[PROVIDED MATERIAL — start]
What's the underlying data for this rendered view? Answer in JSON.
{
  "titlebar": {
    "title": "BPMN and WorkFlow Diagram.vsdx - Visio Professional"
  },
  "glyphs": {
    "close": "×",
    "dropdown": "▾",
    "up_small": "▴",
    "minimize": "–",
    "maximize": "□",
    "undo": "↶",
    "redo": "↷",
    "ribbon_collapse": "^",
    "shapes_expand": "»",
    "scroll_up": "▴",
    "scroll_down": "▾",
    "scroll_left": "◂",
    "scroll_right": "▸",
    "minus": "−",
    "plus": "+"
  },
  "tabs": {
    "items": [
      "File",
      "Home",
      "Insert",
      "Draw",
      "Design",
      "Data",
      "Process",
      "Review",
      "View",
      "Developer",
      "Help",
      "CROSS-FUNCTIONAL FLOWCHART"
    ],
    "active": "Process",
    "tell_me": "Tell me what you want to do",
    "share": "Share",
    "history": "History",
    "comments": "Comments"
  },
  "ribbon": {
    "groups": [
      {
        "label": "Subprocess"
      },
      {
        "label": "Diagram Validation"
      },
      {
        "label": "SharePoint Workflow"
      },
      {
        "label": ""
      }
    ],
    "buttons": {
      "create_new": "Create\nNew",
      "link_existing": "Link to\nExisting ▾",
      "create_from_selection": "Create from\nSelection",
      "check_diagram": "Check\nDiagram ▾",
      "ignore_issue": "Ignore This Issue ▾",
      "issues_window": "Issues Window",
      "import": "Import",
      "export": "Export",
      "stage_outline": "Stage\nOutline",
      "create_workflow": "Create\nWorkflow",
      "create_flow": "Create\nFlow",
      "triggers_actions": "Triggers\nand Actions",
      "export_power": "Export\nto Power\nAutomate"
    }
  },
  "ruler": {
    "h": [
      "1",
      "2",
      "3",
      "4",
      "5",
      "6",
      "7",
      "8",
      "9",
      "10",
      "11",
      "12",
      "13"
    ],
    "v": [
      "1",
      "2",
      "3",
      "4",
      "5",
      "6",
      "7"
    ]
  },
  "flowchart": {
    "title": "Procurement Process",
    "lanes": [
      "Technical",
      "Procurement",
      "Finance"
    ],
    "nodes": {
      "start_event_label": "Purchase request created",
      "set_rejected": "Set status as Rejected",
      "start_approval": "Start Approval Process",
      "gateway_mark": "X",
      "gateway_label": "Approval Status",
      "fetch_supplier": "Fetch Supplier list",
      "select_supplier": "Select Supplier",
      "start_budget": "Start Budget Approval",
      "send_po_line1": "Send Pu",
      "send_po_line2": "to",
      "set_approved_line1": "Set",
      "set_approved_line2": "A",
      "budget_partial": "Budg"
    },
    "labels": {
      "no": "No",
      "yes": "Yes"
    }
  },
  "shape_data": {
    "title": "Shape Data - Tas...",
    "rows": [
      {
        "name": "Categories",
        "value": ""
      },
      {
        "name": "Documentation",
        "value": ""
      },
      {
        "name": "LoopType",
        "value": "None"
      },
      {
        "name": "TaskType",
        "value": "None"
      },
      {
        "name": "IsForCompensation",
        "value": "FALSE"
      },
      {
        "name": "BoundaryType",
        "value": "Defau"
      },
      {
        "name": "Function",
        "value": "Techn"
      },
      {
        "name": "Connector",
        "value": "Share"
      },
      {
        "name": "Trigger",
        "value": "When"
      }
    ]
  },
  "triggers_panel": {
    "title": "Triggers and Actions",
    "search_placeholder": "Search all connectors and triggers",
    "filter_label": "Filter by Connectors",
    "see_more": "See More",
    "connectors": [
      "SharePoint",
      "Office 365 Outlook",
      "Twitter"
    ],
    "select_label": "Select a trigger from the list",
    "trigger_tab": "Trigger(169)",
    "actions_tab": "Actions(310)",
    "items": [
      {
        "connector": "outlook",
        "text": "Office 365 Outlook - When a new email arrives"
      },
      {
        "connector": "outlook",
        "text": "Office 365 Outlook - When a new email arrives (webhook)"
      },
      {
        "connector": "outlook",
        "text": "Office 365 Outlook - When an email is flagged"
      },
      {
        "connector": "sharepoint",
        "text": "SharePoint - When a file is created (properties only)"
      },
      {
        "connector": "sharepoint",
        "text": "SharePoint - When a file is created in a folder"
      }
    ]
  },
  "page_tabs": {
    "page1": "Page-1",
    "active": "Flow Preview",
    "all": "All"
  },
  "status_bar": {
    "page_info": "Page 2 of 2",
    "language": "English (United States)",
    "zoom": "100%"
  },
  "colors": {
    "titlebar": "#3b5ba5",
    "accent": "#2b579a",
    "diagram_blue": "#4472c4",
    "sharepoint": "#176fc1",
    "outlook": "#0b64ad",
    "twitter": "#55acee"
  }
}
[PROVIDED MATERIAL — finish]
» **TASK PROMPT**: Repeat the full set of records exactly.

» **RESPONSE**:
What's the underlying data for this rendered view? Answer in JSON.
{
  "titlebar": {
    "title": "BPMN and WorkFlow Diagram.vsdx - Visio Professional"
  },
  "glyphs": {
    "close": "×",
    "dropdown": "▾",
    "up_small": "▴",
    "minimize": "–",
    "maximize": "□",
    "undo": "↶",
    "redo": "↷",
    "ribbon_collapse": "^",
    "shapes_expand": "»",
    "scroll_up": "▴",
    "scroll_down": "▾",
    "scroll_left": "◂",
    "scroll_right": "▸",
    "minus": "−",
    "plus": "+"
  },
  "tabs": {
    "items": [
      "File",
      "Home",
      "Insert",
      "Draw",
      "Design",
      "Data",
      "Process",
      "Review",
      "View",
      "Developer",
      "Help",
      "CROSS-FUNCTIONAL FLOWCHART"
    ],
    "active": "Process",
    "tell_me": "Tell me what you want to do",
    "share": "Share",
    "history": "History",
    "comments": "Comments"
  },
  "ribbon": {
    "groups": [
      {
        "label": "Subprocess"
      },
      {
        "label": "Diagram Validation"
      },
      {
        "label": "SharePoint Workflow"
      },
      {
        "label": ""
      }
    ],
    "buttons": {
      "create_new": "Create\nNew",
      "link_existing": "Link to\nExisting ▾",
      "create_from_selection": "Create from\nSelection",
      "check_diagram": "Check\nDiagram ▾",
      "ignore_issue": "Ignore This Issue ▾",
      "issues_window": "Issues Window",
      "import": "Import",
      "export": "Export",
      "stage_outline": "Stage\nOutline",
      "create_workflow": "Create\nWorkflow",
      "create_flow": "Create\nFlow",
      "triggers_actions": "Triggers\nand Actions",
      "export_power": "Export\nto Power\nAutomate"
    }
  },
  "ruler": {
    "h": [
      "1",
      "2",
      "3",
      "4",
      "5",
      "6",
      "7",
      "8",
      "9",
      "10",
      "11",
      "12",
      "13"
    ],
    "v": [
      "1",
      "2",
      "3",
      "4",
      "5",
      "6",
      "7"
    ]
  },
  "flowchart": {
    "title": "Procurement Process",
    "lanes": [
      "Technical",
      "Procurement",
      "Finance"
    ],
    "nodes": {
      "start_event_label": "Purchase request created",
      "set_rejected": "Set status as Rejected",
      "start_approval": "Start Approval Process",
      "gateway_mark": "X",
      "gateway_label": "Approval Status",
      "fetch_supplier": "Fetch Supplier list",
      "select_supplier": "Select Supplier",
      "start_budget": "Start Budget Approval",
      "send_po_line1": "Send Pu",
      "send_po_line2": "to",
      "set_approved_line1": "Set",
      "set_approved_line2": "A",
      "budget_partial": "Budg"
    },
    "labels": {
      "no": "No",
      "yes": "Yes"
    }
  },
  "shape_data": {
    "title": "Shape Data - Tas...",
    "rows": [
      {
        "name": "Categories",
        "value": ""
      },
      {
        "name": "Documentation",
        "value": ""
      },
      {
        "name": "LoopType",
        "value": "None"
      },
      {
        "name": "TaskType",
        "value": "None"
      },
      {
        "name": "IsForCompensation",
        "value": "FALSE"
      },
      {
        "name": "BoundaryType",
        "value": "Defau"
      },
      {
        "name": "Function",
        "value": "Techn"
      },
      {
        "name": "Connector",
        "value": "Share"
      },
      {
        "name": "Trigger",
        "value": "When"
      }
    ]
  },
  "triggers_panel": {
    "title": "Triggers and Actions",
    "search_placeholder": "Search all connectors and triggers",
    "filter_label": "Filter by Connectors",
    "see_more": "See More",
    "connectors": [
      "SharePoint",
      "Office 365 Outlook",
      "Twitter"
    ],
    "select_label": "Select a trigger from the list",
    "trigger_tab": "Trigger(169)",
    "actions_tab": "Actions(310)",
    "items": [
      {
        "connector": "outlook",
        "text": "Office 365 Outlook - When a new email arrives"
      },
      {
        "connector": "outlook",
        "text": "Office 365 Outlook - When a new email arrives (webhook)"
      },
      {
        "connector": "outlook",
        "text": "Office 365 Outlook - When an email is flagged"
      },
      {
        "connector": "sharepoint",
        "text": "SharePoint - When a file is created (properties only)"
      },
      {
        "connector": "sharepoint",
        "text": "SharePoint - When a file is created in a folder"
      }
    ]
  },
  "page_tabs": {
    "page1": "Page-1",
    "active": "Flow Preview",
    "all": "All"
  },
  "status_bar": {
    "page_info": "Page 2 of 2",
    "language": "English (United States)",
    "zoom": "100%"
  },
  "colors": {
    "titlebar": "#3b5ba5",
    "accent": "#2b579a",
    "diagram_blue": "#4472c4",
    "sharepoint": "#176fc1",
    "outlook": "#0b64ad",
    "twitter": "#55acee"
  }
}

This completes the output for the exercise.